Exercise -> Each line of the entries below that holds "track" is needed, copied in full.

Data for the task ->
*-*-*

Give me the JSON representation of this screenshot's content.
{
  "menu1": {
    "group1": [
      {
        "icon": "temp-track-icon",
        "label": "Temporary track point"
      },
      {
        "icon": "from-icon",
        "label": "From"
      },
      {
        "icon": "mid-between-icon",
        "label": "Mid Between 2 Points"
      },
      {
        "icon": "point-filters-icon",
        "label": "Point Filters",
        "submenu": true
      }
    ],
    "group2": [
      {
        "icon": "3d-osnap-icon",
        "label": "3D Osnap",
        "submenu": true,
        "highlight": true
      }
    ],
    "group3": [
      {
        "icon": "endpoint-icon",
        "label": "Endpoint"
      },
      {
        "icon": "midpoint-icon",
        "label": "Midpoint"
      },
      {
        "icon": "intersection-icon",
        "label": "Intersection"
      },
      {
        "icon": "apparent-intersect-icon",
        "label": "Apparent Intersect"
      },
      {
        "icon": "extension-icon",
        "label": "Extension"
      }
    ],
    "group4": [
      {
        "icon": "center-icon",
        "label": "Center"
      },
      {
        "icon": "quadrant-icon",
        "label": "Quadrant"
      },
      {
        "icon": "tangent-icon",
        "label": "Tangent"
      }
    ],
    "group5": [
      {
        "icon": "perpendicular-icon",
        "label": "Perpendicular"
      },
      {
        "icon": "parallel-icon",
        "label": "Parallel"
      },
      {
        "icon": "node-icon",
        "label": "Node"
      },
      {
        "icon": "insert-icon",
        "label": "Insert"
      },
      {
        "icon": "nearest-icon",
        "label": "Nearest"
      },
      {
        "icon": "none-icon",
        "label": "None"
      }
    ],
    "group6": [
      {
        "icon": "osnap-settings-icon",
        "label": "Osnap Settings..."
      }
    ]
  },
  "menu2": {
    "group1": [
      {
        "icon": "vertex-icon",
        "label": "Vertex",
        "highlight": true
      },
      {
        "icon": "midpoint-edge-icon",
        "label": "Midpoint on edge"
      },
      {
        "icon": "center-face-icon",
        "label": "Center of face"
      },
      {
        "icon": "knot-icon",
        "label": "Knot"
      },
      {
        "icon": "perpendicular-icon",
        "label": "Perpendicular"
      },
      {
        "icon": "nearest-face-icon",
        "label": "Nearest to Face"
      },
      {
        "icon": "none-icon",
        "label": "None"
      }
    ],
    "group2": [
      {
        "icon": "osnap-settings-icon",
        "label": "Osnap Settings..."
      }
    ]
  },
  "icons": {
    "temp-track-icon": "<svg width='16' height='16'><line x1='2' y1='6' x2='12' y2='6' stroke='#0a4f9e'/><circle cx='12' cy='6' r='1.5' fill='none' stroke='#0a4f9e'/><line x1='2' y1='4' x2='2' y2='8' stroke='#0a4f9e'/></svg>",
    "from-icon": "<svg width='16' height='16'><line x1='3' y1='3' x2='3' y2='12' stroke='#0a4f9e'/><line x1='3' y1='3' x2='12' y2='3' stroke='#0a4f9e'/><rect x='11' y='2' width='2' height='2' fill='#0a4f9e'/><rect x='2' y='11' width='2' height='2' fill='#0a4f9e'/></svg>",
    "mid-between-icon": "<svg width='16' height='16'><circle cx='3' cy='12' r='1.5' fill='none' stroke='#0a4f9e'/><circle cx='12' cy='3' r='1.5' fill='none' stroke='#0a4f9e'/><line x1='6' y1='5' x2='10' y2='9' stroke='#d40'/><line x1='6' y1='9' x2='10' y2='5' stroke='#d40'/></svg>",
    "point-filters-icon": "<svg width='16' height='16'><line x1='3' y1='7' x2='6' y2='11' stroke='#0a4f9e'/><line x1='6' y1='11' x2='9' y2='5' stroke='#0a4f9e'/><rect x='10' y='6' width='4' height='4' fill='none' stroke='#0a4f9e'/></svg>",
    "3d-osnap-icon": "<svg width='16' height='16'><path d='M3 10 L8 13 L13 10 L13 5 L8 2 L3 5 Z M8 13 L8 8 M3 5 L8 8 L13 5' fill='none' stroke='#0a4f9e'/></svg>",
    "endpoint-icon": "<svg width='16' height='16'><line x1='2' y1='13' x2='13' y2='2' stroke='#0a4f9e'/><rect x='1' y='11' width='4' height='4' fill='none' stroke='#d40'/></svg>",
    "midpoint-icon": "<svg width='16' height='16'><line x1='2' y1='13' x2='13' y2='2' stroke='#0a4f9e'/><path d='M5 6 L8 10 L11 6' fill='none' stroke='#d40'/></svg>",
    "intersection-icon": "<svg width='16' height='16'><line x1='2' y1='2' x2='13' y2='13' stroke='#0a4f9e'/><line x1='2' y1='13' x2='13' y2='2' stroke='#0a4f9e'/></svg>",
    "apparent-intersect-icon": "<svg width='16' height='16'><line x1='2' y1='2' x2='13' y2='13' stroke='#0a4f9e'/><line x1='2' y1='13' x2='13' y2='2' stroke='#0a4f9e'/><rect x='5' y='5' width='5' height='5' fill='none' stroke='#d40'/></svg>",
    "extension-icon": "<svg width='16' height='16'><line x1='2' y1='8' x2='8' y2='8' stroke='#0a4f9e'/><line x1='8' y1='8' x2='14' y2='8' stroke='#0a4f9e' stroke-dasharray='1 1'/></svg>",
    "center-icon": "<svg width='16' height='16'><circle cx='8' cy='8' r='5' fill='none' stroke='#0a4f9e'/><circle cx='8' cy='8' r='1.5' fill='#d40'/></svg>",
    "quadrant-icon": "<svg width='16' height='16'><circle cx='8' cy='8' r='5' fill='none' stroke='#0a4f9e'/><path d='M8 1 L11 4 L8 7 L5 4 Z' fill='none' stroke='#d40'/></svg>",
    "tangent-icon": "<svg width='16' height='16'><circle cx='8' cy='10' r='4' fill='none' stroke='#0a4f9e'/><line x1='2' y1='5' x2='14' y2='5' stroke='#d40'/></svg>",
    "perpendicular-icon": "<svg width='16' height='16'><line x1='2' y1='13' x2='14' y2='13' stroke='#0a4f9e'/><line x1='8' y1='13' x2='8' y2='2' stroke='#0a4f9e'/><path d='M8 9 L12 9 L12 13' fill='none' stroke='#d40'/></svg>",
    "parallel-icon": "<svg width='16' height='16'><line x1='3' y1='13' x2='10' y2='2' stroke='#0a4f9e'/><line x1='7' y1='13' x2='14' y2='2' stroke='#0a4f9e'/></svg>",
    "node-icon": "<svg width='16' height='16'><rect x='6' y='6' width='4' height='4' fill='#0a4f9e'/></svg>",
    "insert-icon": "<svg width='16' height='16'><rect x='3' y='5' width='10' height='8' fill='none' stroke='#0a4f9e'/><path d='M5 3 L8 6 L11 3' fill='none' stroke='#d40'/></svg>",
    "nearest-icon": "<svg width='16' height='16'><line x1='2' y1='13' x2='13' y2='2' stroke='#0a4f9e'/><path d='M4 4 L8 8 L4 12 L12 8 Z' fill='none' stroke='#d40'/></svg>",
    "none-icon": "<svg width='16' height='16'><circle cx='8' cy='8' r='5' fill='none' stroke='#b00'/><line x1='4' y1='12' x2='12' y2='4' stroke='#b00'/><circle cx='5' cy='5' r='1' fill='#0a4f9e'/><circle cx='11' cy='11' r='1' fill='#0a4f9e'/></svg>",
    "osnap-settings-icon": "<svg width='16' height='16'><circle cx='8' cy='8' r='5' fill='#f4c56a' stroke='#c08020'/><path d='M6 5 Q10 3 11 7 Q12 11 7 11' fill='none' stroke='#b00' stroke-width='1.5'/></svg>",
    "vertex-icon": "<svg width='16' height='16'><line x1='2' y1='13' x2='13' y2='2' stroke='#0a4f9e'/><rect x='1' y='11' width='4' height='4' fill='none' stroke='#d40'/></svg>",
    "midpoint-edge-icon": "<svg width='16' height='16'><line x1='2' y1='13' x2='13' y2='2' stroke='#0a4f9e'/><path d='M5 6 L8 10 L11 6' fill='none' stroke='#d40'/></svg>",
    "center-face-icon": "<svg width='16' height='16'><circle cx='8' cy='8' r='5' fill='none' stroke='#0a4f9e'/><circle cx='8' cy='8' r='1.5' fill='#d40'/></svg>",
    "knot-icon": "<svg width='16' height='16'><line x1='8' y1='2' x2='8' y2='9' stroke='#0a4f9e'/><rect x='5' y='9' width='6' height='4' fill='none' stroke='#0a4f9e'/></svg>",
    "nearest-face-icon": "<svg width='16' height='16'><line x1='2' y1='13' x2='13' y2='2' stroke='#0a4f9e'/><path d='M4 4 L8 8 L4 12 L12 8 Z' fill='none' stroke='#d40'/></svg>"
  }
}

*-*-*

Written solution ->
        "icon": "temp-track-icon",
        "label": "Temporary track point"
    "temp-track-icon": "<svg width='16' height='16'><line x1='2' y1='6' x2='12' y2='6' stroke='#0a4f9e'/><circle cx='12' cy='6' r='1.5' fill='none' stroke='#0a4f9e'/><line x1='2' y1='4' x2='2' y2='8' stroke='#0a4f9e'/></svg>",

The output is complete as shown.